== Segment start ==
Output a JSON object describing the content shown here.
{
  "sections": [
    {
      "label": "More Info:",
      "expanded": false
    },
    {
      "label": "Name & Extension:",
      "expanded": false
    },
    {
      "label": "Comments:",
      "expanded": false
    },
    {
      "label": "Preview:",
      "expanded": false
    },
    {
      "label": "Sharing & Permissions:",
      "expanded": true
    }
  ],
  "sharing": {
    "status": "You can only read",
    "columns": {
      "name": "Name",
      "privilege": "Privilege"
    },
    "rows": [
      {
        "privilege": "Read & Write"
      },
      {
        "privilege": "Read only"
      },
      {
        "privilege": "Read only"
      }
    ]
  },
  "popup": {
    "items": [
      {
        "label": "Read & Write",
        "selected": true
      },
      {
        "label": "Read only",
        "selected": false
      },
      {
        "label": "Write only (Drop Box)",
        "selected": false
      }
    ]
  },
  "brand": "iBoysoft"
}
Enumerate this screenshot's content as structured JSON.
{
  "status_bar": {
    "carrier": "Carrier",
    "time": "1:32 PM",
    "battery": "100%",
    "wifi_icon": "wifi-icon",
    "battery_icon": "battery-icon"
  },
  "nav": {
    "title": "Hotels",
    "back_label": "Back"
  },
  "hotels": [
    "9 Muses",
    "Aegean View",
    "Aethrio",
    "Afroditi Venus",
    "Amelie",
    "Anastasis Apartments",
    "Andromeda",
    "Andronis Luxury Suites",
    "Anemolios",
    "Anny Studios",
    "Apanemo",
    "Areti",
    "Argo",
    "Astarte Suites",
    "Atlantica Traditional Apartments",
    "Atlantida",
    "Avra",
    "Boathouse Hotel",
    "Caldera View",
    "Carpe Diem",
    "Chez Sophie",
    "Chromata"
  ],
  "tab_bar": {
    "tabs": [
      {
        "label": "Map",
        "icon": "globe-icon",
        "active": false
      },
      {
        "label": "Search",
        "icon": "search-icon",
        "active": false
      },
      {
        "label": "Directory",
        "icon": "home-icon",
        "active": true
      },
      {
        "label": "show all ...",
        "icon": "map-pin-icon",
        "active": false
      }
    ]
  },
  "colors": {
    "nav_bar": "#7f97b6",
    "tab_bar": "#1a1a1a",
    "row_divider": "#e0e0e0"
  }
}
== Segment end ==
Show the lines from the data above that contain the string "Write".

        "privilege": "Read & Write"
        "label": "Read & Write",
        "label": "Write only (Drop Box)",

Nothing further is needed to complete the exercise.